_PROBLEM TO WORK ON_: Your copy of the listing must be exact and must hold no images.

_RECORDS PROVIDED_:
=== Begin Enclosure ===

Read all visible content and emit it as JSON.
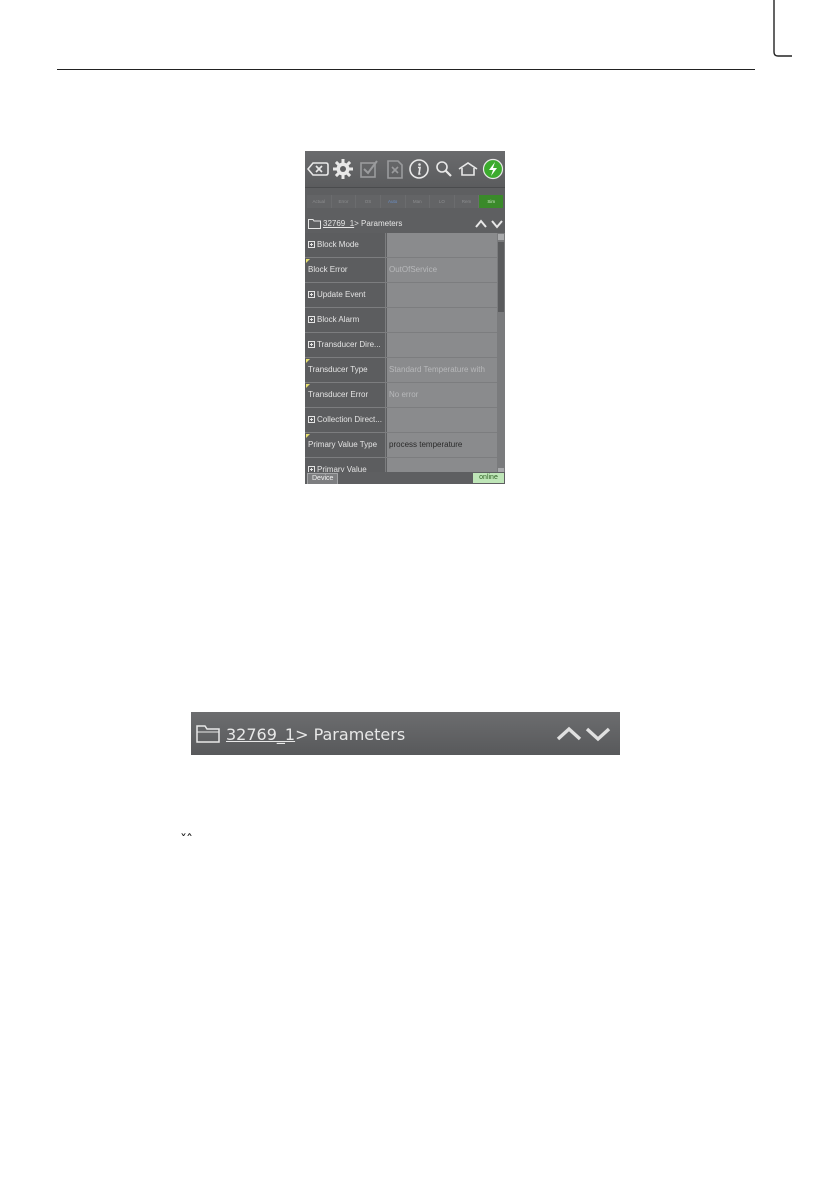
{
  "toolbar": {
    "icons": [
      "backspace-icon",
      "gear-icon",
      "check-icon",
      "cancel-icon",
      "info-icon",
      "search-icon",
      "home-icon",
      "online-lightning-icon"
    ]
  },
  "mode_bar": {
    "cells": [
      {
        "label": "Actual",
        "state": "normal"
      },
      {
        "label": "Error",
        "state": "normal"
      },
      {
        "label": "OS",
        "state": "normal"
      },
      {
        "label": "Auto",
        "state": "active"
      },
      {
        "label": "Man",
        "state": "normal"
      },
      {
        "label": "LO",
        "state": "normal"
      },
      {
        "label": "Rem",
        "state": "normal"
      },
      {
        "label": "Sim",
        "state": "sim"
      }
    ]
  },
  "nav": {
    "link": "32769_1",
    "rest": "> Parameters"
  },
  "parameters": [
    {
      "name": "Block Mode",
      "expandable": true,
      "value": ""
    },
    {
      "name": "Block Error",
      "expandable": false,
      "value": "OutOfService"
    },
    {
      "name": "Update Event",
      "expandable": true,
      "value": ""
    },
    {
      "name": "Block Alarm",
      "expandable": true,
      "value": ""
    },
    {
      "name": "Transducer Dire...",
      "expandable": true,
      "value": ""
    },
    {
      "name": "Transducer Type",
      "expandable": false,
      "value": "Standard Temperature with"
    },
    {
      "name": "Transducer Error",
      "expandable": false,
      "value": "No error"
    },
    {
      "name": "Collection Direct...",
      "expandable": true,
      "value": ""
    },
    {
      "name": "Primary Value Type",
      "expandable": false,
      "value": "process temperature",
      "value_dark": true
    },
    {
      "name": "Primary Value",
      "expandable": true,
      "value": ""
    }
  ],
  "status": {
    "tab": "Device",
    "connection": "online"
  },
  "zoom": {
    "link": "32769_1",
    "rest": "> Parameters"
  },
  "inline_glyphs": "ˇˆ",
  "colors": {
    "panel_bg": "#5e5f61",
    "value_bg": "#8a8b8d",
    "online_bg": "#bfe6b8",
    "sim_bg": "#3a8a2a",
    "lightning_green": "#3cab2e"
  }
}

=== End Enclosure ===

_TASK RESPONSE_:
Read all visible content and emit it as JSON.
{
  "toolbar": {
    "icons": [
      "backspace-icon",
      "gear-icon",
      "check-icon",
      "cancel-icon",
      "info-icon",
      "search-icon",
      "home-icon",
      "online-lightning-icon"
    ]
  },
  "mode_bar": {
    "cells": [
      {
        "label": "Actual",
        "state": "normal"
      },
      {
        "label": "Error",
        "state": "normal"
      },
      {
        "label": "OS",
        "state": "normal"
      },
      {
        "label": "Auto",
        "state": "active"
      },
      {
        "label": "Man",
        "state": "normal"
      },
      {
        "label": "LO",
        "state": "normal"
      },
      {
        "label": "Rem",
        "state": "normal"
      },
      {
        "label": "Sim",
        "state": "sim"
      }
    ]
  },
  "nav": {
    "link": "32769_1",
    "rest": "> Parameters"
  },
  "parameters": [
    {
      "name": "Block Mode",
      "expandable": true,
      "value": ""
    },
    {
      "name": "Block Error",
      "expandable": false,
      "value": "OutOfService"
    },
    {
      "name": "Update Event",
      "expandable": true,
      "value": ""
    },
    {
      "name": "Block Alarm",
      "expandable": true,
      "value": ""
    },
    {
      "name": "Transducer Dire...",
      "expandable": true,
      "value": ""
    },
    {
      "name": "Transducer Type",
      "expandable": false,
      "value": "Standard Temperature with"
    },
    {
      "name": "Transducer Error",
      "expandable": false,
      "value": "No error"
    },
    {
      "name": "Collection Direct...",
      "expandable": true,
      "value": ""
    },
    {
      "name": "Primary Value Type",
      "expandable": false,
      "value": "process temperature",
      "value_dark": true
    },
    {
      "name": "Primary Value",
      "expandable": true,
      "value": ""
    }
  ],
  "status": {
    "tab": "Device",
    "connection": "online"
  },
  "zoom": {
    "link": "32769_1",
    "rest": "> Parameters"
  },
  "inline_glyphs": "ˇˆ",
  "colors": {
    "panel_bg": "#5e5f61",
    "value_bg": "#8a8b8d",
    "online_bg": "#bfe6b8",
    "sim_bg": "#3a8a2a",
    "lightning_green": "#3cab2e"
  }
}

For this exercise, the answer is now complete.